Ming Fang He
Committee Member 2
Committee Member 3
H. Svi Shapiro
In October, 2009, I attended a presentation on Sustainability where the argument was made this concept is an issue for government and administrative agencies. The problem with this summation is in its exclusion of individuals existing outside of these agencies who interact with their environment on a daily basis. This exclusion potentially encompassed an extinguishing effect in that it closed off the term to multiple interpretations and possibilities I believe sustainability possesses; a "closing" that does not provoke the liberating nature associated with more open forms of dialogue and engagements. My dissertation explores the myriad ways sustainability can be interpreted outside of what was presented as authoritarian agencies. I seek to open the term to contestation in ways that demonstrate its potential for maintaining economic, patriarchal and scientific narratives. Through this "opening up" of sustainability, I engage in a critique of the term as an effort that maintains these structures through the economy of accountability. Accountability is becoming its own dominant narrative as it works its way through science, governmental policies, corporate actions, and educational settings. The field of education is currently experiencing the effects of accountability that is reducing children, not to products associated with the factory model metaphor, but to by-products and secondary concerns to the line being drawn between teachers and the accounting device. This line is also evidenced in sustainability as it is being drawn between ecological and environmental issues and the authoritative agencies that will be discussed, thus reducing those who were excluded in the presentation that evening to byproducts and secondary concerns of the lines being drawn between sustainability and the authoritative agencies who are constructing environmental accounting devices. By exposing this link between sustainability and accountability, I hope to redirect our attention from narratives of environmental and educational accountability to issues of ecological and curricular responsibility. I also demonstrate how an ecopedagogy constructed out of a love and generosity for the ecological interconnections we experience may lead towards more responsible approaches regarding our children in particular and the environmental and ecological future we may pass down.

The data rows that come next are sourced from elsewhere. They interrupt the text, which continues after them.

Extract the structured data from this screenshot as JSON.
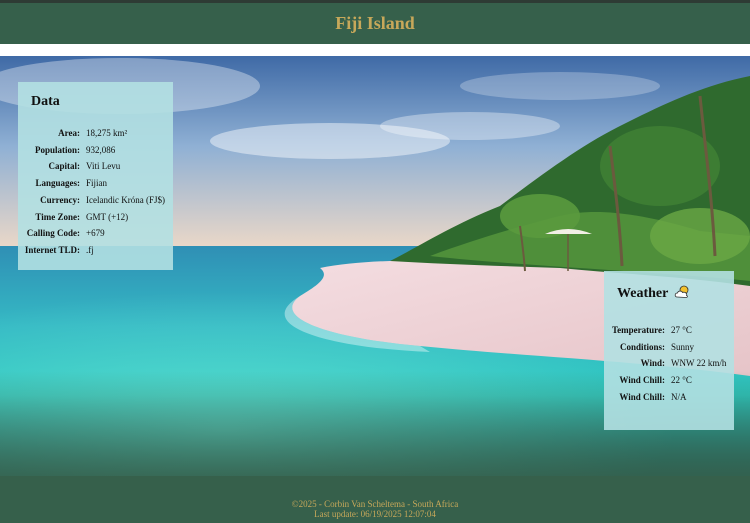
{
  "header": {
    "title": "Fiji Island"
  },
  "data_panel": {
    "title": "Data",
    "rows": [
      {
        "label": "Area:",
        "value": "18,275 km²"
      },
      {
        "label": "Population:",
        "value": "932,086"
      },
      {
        "label": "Capital:",
        "value": "Viti Levu"
      },
      {
        "label": "Languages:",
        "value": "Fijian"
      },
      {
        "label": "Currency:",
        "value": "Icelandic Króna (FJ$)"
      },
      {
        "label": "Time Zone:",
        "value": "GMT (+12)"
      },
      {
        "label": "Calling Code:",
        "value": "+679"
      },
      {
        "label": "Internet TLD:",
        "value": ".fj"
      }
    ]
  },
  "weather_panel": {
    "title": "Weather",
    "icon": "partly-cloudy-icon",
    "rows": [
      {
        "label": "Temperature:",
        "value": "27 °C"
      },
      {
        "label": "Conditions:",
        "value": "Sunny"
      },
      {
        "label": "Wind:",
        "value": "WNW 22 km/h"
      },
      {
        "label": "Wind Chill:",
        "value": "22 °C"
      },
      {
        "label": "Wind Chill:",
        "value": "N/A"
      }
    ]
  },
  "footer": {
    "copyright": "©2025 - Corbin Van Scheltema - South Africa",
    "last_update": "Last update: 06/19/2025 12:07:04"
  },
  "colors": {
    "header_bg": "#36604b",
    "accent_gold": "#c7a85a",
    "panel_bg": "#b2e0e2"
  }
}
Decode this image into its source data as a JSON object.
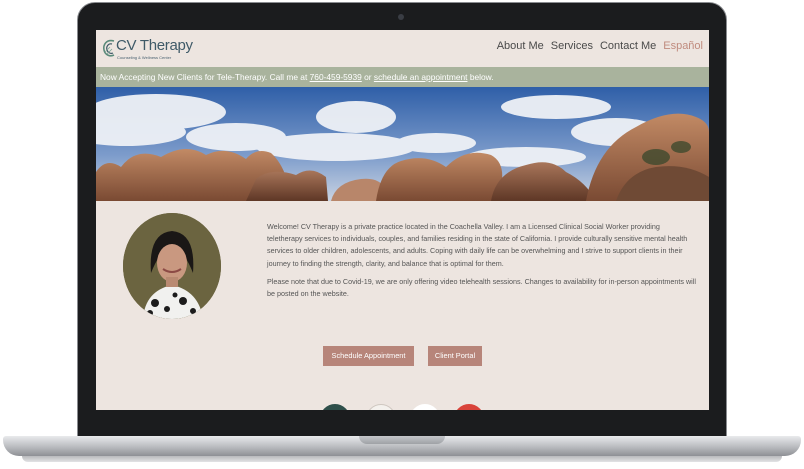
{
  "site": {
    "logo": {
      "name": "CV Therapy",
      "tagline": "Counseling & Wellness Center"
    },
    "nav": [
      {
        "label": "About Me"
      },
      {
        "label": "Services"
      },
      {
        "label": "Contact Me"
      },
      {
        "label": "Español",
        "accent": true
      }
    ],
    "banner": {
      "prefix": "Now Accepting New Clients for Tele-Therapy. Call me at",
      "phone": "760-459-5939",
      "middle": "or",
      "link": "schedule an appointment",
      "suffix": "below."
    },
    "intro": [
      "Welcome! CV Therapy is a private practice located in the Coachella Valley. I am a Licensed Clinical Social Worker providing teletherapy services to individuals, couples, and families residing in the state of California. I provide culturally sensitive mental health services to older children, adolescents, and adults. Coping with daily life can be overwhelming and I strive to support clients in their journey to finding the strength, clarity, and balance that is optimal for them.",
      "Please note that due to Covid-19, we are only offering video telehealth sessions. Changes to availability for in-person appointments will be posted on the website."
    ],
    "buttons": {
      "schedule": "Schedule Appointment",
      "portal": "Client Portal"
    }
  },
  "colors": {
    "page_bg": "#ede5e0",
    "banner_bg": "#a9b39d",
    "button_bg": "#b7857a",
    "accent_text": "#c08b7e",
    "logo_text": "#3f5a68"
  },
  "icons": [
    "logo-mark-icon",
    "hero-landscape-image",
    "therapist-portrait-image",
    "badge-icon"
  ]
}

Pollock, Elizabeth Alford, "Curriculum and the Elements of The Earth: Deconstructing Sustainability and Reconstructing Responsibility" (2010). Electronic Theses & Dissertations. 546.